Name: Old Forester 1897 Bottled-in-Bond
Age: At least 4 y.o.
Proof: 100 proof (50% abv)
Type: Kentucky straight bourbon
Mashbill: 72% corn, 18% rye, and 10% malted barley
Producer: Brown Forman Corporation, Louisville, KY
Nose: The nose opens with deep notes of caramel, heavy stone fruit and floral notes that fade to earthy toasted oak, a faint hint of fresh cherry, and a kick of ethanol.
Palate: The palate has medium viscosity opening with notes of dark chocolate, quickly turning to dark fruit covered in powedered sugar, and fading to brown sugar, vanilla bean, earthy baking spices, a flash of pepper, dried cherries, and coffee as you continue to chew.
Finish: The finish is long and opens with a peppery warmth followed by sweet red fruit, baking spices, and dark chocolate and floral aftertaste.
If this is what 100 proof Old Forester tastes like then I can see why they’ve had a 100 proof bourbon as a consistent release since 1897. On the palate the red fruit note is pretty consistent throughout with flavours of oak, clove, and black pepper layered over it to round this whiskey out nicely. The oak makes its presence felt with notes of coffee and dark chocolate which frame the pour but don’t interfere with the delicate floral and fruity notes that form the core of this bourbon. It’s mildly reminiscent of the Statesman release but not as spicy or as tannic. A good balance between sweet and earthy with spice tying it all together nicely. The mouth-feel is nice and it coats the tongue with its blend of flavours. This very much tastes like standard Old Forester but with the added complexity that trumps both the 86, 1870, and the Statesman. Old Forester Master Distiller Chris Morris, Master Taster Jackie Zykan, and their dedicated teams have outdone themselves again with a fantastic addition to the Whiskey Row series.
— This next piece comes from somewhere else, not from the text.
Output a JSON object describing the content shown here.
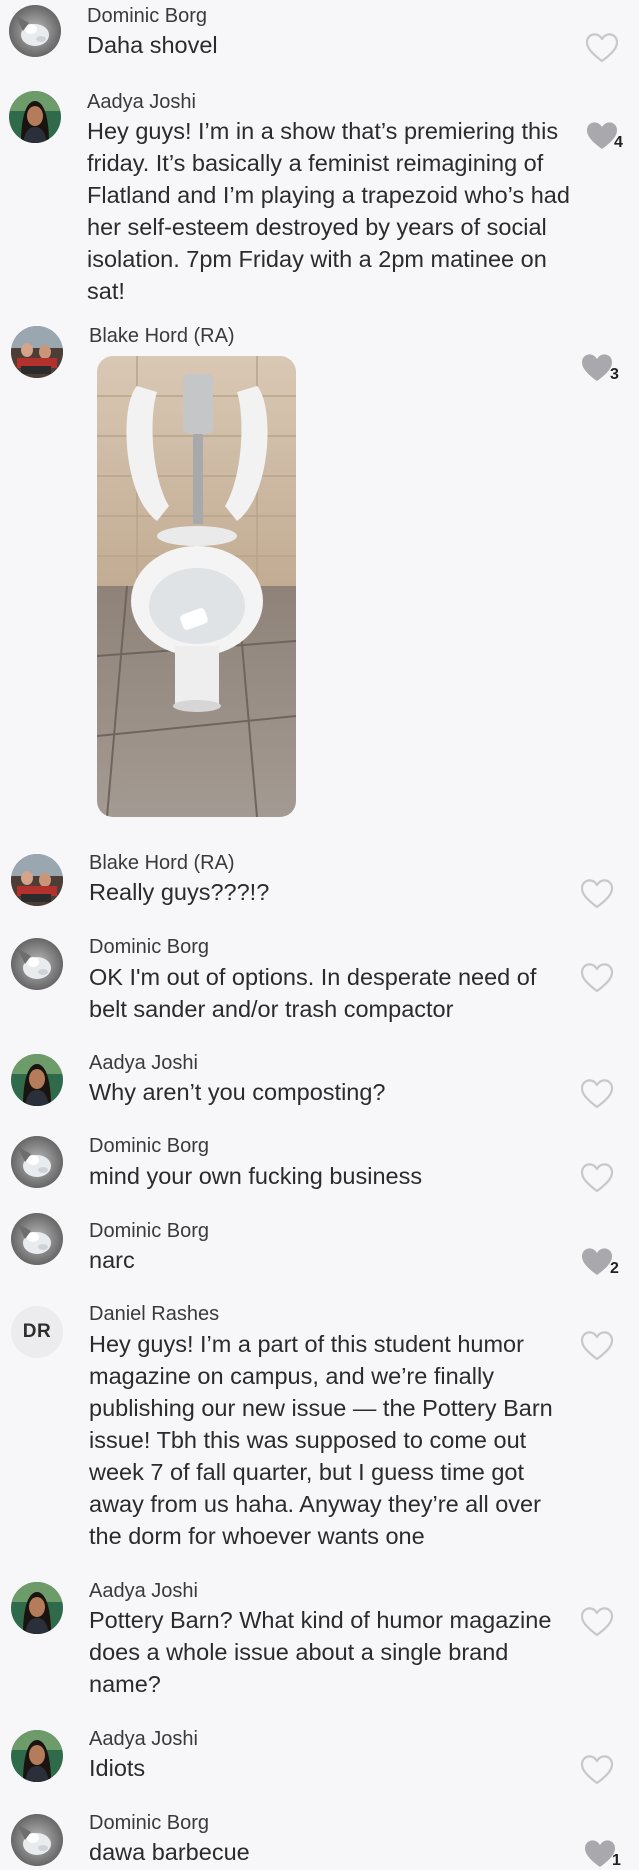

In creating the product Morris explained that his goal was to create a bourbon using minimal filtration techniques that would be as true to how Old Forester was made over 100 years ago and this really carries through to the finished product.
Try or Buy?
Buy, buy, buy! So far of all the Old Forester whiskies that I’ve reviewed this is my very favourite. At 100 proof it really brings a strong bourbon game. If this was reliably available in the UK I’d definitely buy a bottle.